February 9, 2010
While President Barack Obama still hasn't ruled out Manhattan as a site for the Sept. 11 terror trial, New Yorkers are expected to troop to City Hall tomorrow - weather permitting - to sound off against the idea.
Councilman Peter Vallone Jr. (D-Astoria), who heads the City Council's public safety committee, yesterday scheduled the hearing for 1 p.m. tomorrow.
"This will be a chance for New Yorkers to speak out," Vallone told Newsday. Community and business groups are expected to attend.
However, a number of key public officials are expected to be no-shows. A City Hall spokesman said neither Mayor Michael Bloomberg nor any of his commissioners, including Police Commissioner Ray Kelly, will be attending the hearing. One city politician who asked not to be identified said that City Hall is staying away in order to give Obama some time to make his trial venue decision and to try to avoid embarrassing him politically.
Vallone's convening of the hearing comes a day after Obama, in a televised news interview, said he wouldn't rule out the trial happening in federal court in Manhattan. Yesterday, in response to Obama, Bloomberg reiterated his preference for the trial to be moved, but added skeptically that the city expects the federal government to pay for security costs if the case stays local.
"Keep in mind ... we have always had skepticism because a lot of times the federal government promises to pay and then the monies don't come," Bloomberg told reporters.
Bloomberg and the police have estimated that first-year trial security costs for the NYPD would amount to $216 million, mostly in overtime. Additional years are estimated to cost $200 million.
A Department of Justice spokesman couldn't be reached late yesterday.
Vallone admits that he is keeping a cautious eye on the weather reports, which are predicting a significant snowfall for the metropolitan area tomorrow. The later scheduled start to the hearing could help people travel to the Council chamber even if it does snow, said a hopeful Vallone.
Rep. Peter King (R-Seaford) was awaiting an invitation from Vallone yesterday and said he would attend the hearing unless there were votes scheduled that day in Congress. Because of Washington, D.C.'s record-breaking snowfall over the weekend, and a second storm in the works, King said voting in the House of Representatives might be delayed long enough for him to attend Vallone's hearing.

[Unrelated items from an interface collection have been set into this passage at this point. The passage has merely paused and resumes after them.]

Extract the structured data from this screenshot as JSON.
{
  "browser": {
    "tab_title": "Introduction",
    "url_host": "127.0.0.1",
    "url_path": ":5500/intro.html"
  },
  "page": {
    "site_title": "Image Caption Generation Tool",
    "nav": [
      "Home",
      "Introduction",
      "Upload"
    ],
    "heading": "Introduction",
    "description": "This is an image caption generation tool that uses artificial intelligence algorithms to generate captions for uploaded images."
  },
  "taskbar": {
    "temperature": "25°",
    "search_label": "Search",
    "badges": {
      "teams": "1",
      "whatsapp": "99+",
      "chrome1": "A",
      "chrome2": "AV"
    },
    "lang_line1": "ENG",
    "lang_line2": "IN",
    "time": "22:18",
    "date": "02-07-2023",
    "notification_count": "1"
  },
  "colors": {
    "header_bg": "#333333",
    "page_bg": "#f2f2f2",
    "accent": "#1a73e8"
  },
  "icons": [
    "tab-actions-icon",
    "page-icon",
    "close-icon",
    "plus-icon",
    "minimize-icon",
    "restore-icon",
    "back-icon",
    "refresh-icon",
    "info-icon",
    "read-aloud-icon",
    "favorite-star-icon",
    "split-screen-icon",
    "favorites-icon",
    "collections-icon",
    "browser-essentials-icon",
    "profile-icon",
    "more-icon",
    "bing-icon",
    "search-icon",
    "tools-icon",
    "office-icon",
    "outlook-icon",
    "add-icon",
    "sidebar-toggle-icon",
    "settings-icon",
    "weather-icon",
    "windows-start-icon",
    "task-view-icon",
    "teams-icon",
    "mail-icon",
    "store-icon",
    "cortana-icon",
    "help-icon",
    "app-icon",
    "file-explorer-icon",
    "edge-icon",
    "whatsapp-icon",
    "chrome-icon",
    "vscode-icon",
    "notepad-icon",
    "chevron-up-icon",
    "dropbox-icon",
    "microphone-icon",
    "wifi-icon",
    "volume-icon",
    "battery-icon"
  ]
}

An opponent of the terror trials, King said Obama needs to make a decision soon about the trial. "It is time for him to show leadership; either they are going to do it [the Manhattan trial] or not; we shouldn't be so indecisive," said King.
A spokesman for Sen. Charles Schumer, who opposes a Manhattan trial, couldn't be reached.